Captain Phillips [REVIEW]

The Captain Phillips Pirates

We've all seen the trailers for the new movie Captain Phillips. But Captain Phillips is so much more than a film about a hijacked ship.

It is also the story of man who is responsible not just for his ship, but also for the lives of his crew members. It is a story of survival, action, adventure, and human emotion, as well as a close look at a man who faces uncertainty.

In an Academy Award-worthy performance in a film based on the book by the real Captain Richard Phillips, A Captain's Duty: Somali Pirates, Navy Seals, and Dangerous Days at Sea, Tom Hanks plays Richard Phillips. He's a family man from America's Northeast who does not have a typical office job; his job is to captain ships that carry cargo through friendly, and sometimes not-so-friendly waters.

The story takes place in March 2009, and Phillips is captaining the MV Maersk Alabama, a cargo ship that is travelling to Moombasa, Kenya via the Arabian Sea, and past the east coast of the Somali coastline in international waters. Once the Maersk Alabaman reaches those waters, Phillips and his captain, Shane Murphy (Michael Chernus), notice two objects quickly approaching their ship. They know immediately that these two boats are not a welcoming committee, and they know, from information provided to them by the U.S. government, that on these boats are Somali pirates.

To try to thwart them, Phillips makes a false announcement on the radio that they can hear. One of the boats turns around, but one continues speeding straight ahead towards them. Luckily for Phillips and his crew, this second boat eventually turns around and disappears off their radar. However, later in the day, a single boat is detected on their radar, again heading straight for them. This boat eventually gets to within meters of the Alabama, with four Somalis on board, who start shooting at the captain and his crew. Trying to stave them off, Phillips orders the water cannons to be turned on as a deterrent from them getting on board. One of the water cannons fails, so Murphy attempts to fix it, but is unable to, and the four Somali pirates use a ladder to get on the boat, rifles in hand, demanding money.
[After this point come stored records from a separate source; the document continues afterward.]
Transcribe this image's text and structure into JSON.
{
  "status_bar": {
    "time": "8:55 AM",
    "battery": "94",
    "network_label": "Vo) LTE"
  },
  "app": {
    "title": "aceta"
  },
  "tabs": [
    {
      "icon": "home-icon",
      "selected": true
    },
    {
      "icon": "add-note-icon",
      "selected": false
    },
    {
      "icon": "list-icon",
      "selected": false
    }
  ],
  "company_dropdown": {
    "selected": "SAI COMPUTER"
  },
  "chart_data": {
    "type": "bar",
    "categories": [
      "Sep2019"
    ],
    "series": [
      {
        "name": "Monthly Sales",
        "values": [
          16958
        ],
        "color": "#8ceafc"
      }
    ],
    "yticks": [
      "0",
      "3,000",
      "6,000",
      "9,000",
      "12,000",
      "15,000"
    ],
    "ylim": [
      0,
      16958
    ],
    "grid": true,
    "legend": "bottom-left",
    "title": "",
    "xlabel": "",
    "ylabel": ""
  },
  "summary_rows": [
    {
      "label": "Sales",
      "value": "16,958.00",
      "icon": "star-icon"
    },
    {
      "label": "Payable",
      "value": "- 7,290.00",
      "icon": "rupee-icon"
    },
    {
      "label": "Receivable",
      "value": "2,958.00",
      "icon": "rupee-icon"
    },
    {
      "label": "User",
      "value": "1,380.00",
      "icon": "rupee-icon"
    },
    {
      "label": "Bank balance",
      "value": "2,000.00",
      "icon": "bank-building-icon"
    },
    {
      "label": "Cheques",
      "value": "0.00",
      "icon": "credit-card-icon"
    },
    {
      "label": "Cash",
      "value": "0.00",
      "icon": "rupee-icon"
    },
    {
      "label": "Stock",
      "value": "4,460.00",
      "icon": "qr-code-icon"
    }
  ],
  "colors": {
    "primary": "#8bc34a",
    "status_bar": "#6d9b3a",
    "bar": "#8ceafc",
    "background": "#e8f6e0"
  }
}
Not content with the $30,000 Phillips has onboard to offer them, the situation becomes tense and violent. Phillips tries to outsmart them, while trying to keep the whereabout of the rest of his crew unknown to the pirates. The pirates, headed by Bilal (in a scary and amazing performance by newcomer Barkhad Abdirahman), are very aggressive and don't want the hijacking to get out of hand, so they want to find the rest of the crew, who are hiding in the ship's engine room. The movie gets more dramatic and tense as things go very wrong and Captain Phillips is taken hostage aboard the Somali's boat. From this point Captain Phillips accelerates its action, intensifies the drama, and shows the pain that Captain Phillips has while he struggles and tries to reason with his captors, all the while being in a very cramped space in the small boat. He senses deep down that this may be the very last time he will be on the water. He is convinced his captors are going to kill him.

Paul Greengrass, who directed United 93, Green Zone and The Bourne Ultimatum and Supremacy, certainly knows his way around an action film. However, in Captain Phillips, unlike in his other films, he gives his leading man depth, a personality, and a real human being in the form of Hanks, who carries the film throughout. Hanks, 57, who has appeared in some of the most successful films of all time, and won Oscars for Philadelphia and Forrest Gump, gives the performance of a lifetime. In Captain Phillips, he plays a character almost similar to his character in Philadelphia; death is imminent. (Or, for Captain Phillips, is it?) In the last 10 minutes of this film, Phillips is distressed, emotional, confused, and in shock, and Hanks' performance in this scene is the mark of a true action genius. It is this part of the film that seals Hanks as one of the greatest actors of all time.

The actors playing the Somali pirates also deserve mention. They are not just the usual bad guy characters; each of them is completely drawn with their own personality, and not lumped as typical terrorists as seen on the big screen nowadays. Incidentally, the actors who played the pirates auditioned to be in this film in Minneapolis, which has a large Somali community, by responding to a television advert. Abdirahman had been working as a limousine driver, and auditioned and got what is basically the second lead role in the film, behind Hanks.

To set the record straight, the real crew members of the Alabama have claimed that this film does not tell the true story. The Chief Engineer of the Alabama, according to CNN, said that it was Phillips' recklessness which put the ship in pirate-controlled waters. Another engineer claimed that Phillips ignored warnings and set a course through dangerous waters to save time and money. Whatever the facts are, Captain Phillips the movie is one exhilarating ride, with a truly stunning performance by Hanks. Captain Phillips is the film event of the year. Go see it.